• _THE PROBLEM_: Look over the entries that follow and work out how many lines contain "アナグリフ". State the number only.

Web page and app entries

━━━━━━

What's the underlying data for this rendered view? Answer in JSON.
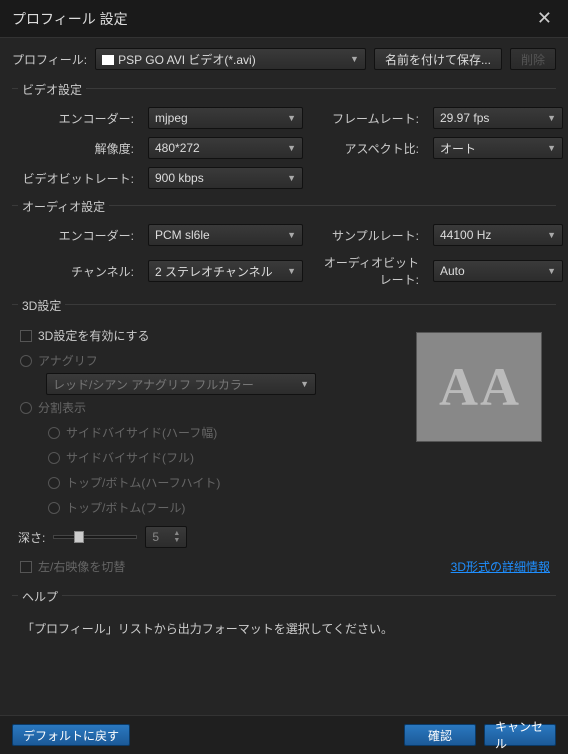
{
  "titlebar": {
    "title": "プロフィール 設定"
  },
  "top": {
    "profile_label": "プロフィール:",
    "profile_value": "PSP GO AVI ビデオ(*.avi)",
    "save_as": "名前を付けて保存...",
    "delete": "削除"
  },
  "video": {
    "group_title": "ビデオ設定",
    "encoder_label": "エンコーダー:",
    "encoder_value": "mjpeg",
    "framerate_label": "フレームレート:",
    "framerate_value": "29.97 fps",
    "res_label": "解像度:",
    "res_value": "480*272",
    "aspect_label": "アスペクト比:",
    "aspect_value": "オート",
    "bitrate_label": "ビデオビットレート:",
    "bitrate_value": "900 kbps"
  },
  "audio": {
    "group_title": "オーディオ設定",
    "encoder_label": "エンコーダー:",
    "encoder_value": "PCM sl6le",
    "samplerate_label": "サンプルレート:",
    "samplerate_value": "44100 Hz",
    "channel_label": "チャンネル:",
    "channel_value": "2 ステレオチャンネル",
    "bitrate_label": "オーディオビットレート:",
    "bitrate_value": "Auto"
  },
  "threed": {
    "group_title": "3D設定",
    "enable_label": "3D設定を有効にする",
    "anaglyph_label": "アナグリフ",
    "anaglyph_value": "レッド/シアン アナグリフ フルカラー",
    "split_label": "分割表示",
    "sbs_half": "サイドバイサイド(ハーフ幅)",
    "sbs_full": "サイドバイサイド(フル)",
    "tb_half": "トップ/ボトム(ハーフハイト)",
    "tb_full": "トップ/ボトム(フール)",
    "depth_label": "深さ:",
    "depth_value": "5",
    "swap_label": "左/右映像を切替",
    "link": "3D形式の詳細情報"
  },
  "help": {
    "group_title": "ヘルプ",
    "text": "「プロフィール」リストから出力フォーマットを選択してください。"
  },
  "footer": {
    "default": "デフォルトに戻す",
    "ok": "確認",
    "cancel": "キャンセル"
  }
}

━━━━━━

• _SOLUTION FOR THIS EXERCISE_: 2